Abstract: e-Research activity is expanding rapidly in the United States and the United Kingdom. e-Research goes by many names, including cyberinfrastructure in the U.S. and e-Science, e-Social Science, and e-Humanities in the U.K., Europe, and elsewhere. Generally, these terms refer to distributed, collaborative, data- and information-intensive research activities. Research practices core to the IS community, such as dissemination, organization and retrieval of knowledge, are likely to undergo fundamental changes and demand new approaches. Furthermore, e-Research offers new funding opportunities to develop IS as a field and engage more strategically with those scientific and scholarly communities we wish to support. The panel will open with a short overview of recent research by each participant to frame discussion. Audience discussion will be organized by a set of key issues of particular interest to information scientists, such the dissemination of knowledge, data sharing, collaborative practices, and research policy and funding. Key issues for discussion: 1. What are the similarities and distinctions between e-Research in the U.S. and the U.K.? 2. How much, and in what forms, are information science scholars collaborating between the U.S., U.K., E.U., and other countries? 3. What role do (and should) information scientists play in the shift towards large, online, collaborative research infrastructures that host data, connections to remote research instruments, software tools, workflows, publications, and a host of other resources? 4. What roles due institutions such as universities, libraries, disciplinary-based societies, and private enterprise play in e-Research? 5. What roles do institutions and individuals play in sharing and curation of research data?

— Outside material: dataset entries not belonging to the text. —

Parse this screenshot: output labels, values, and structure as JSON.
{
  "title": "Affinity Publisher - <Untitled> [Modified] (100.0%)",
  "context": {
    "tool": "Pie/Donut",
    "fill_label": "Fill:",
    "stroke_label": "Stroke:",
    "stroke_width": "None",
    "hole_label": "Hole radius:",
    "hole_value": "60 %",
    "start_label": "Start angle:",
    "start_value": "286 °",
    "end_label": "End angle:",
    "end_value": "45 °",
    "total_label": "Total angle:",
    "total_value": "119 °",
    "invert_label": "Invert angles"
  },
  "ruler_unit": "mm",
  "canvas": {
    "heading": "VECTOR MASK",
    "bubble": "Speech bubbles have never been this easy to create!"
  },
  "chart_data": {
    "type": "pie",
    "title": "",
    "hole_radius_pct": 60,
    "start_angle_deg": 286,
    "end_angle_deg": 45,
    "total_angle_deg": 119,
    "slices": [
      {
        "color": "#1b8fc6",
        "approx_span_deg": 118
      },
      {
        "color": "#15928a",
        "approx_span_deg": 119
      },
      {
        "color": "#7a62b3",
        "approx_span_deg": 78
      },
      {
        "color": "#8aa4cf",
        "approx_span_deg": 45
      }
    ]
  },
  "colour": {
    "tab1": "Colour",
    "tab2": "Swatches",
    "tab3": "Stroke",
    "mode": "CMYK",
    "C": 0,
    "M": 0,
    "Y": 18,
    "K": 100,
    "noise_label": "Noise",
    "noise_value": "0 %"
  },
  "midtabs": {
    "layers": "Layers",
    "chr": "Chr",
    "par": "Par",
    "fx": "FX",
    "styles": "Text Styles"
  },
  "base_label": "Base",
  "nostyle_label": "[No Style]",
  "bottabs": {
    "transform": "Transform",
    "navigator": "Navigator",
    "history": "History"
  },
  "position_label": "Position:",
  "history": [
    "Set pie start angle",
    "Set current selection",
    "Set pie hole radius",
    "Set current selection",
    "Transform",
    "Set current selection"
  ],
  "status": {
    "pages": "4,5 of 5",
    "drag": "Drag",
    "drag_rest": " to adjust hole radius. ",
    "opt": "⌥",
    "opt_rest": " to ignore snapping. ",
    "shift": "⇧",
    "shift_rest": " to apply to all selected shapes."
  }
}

|Publication status:||Not Published|
|Peer Review status:||Peer reviewed|
|Digital Origin:||Born digital|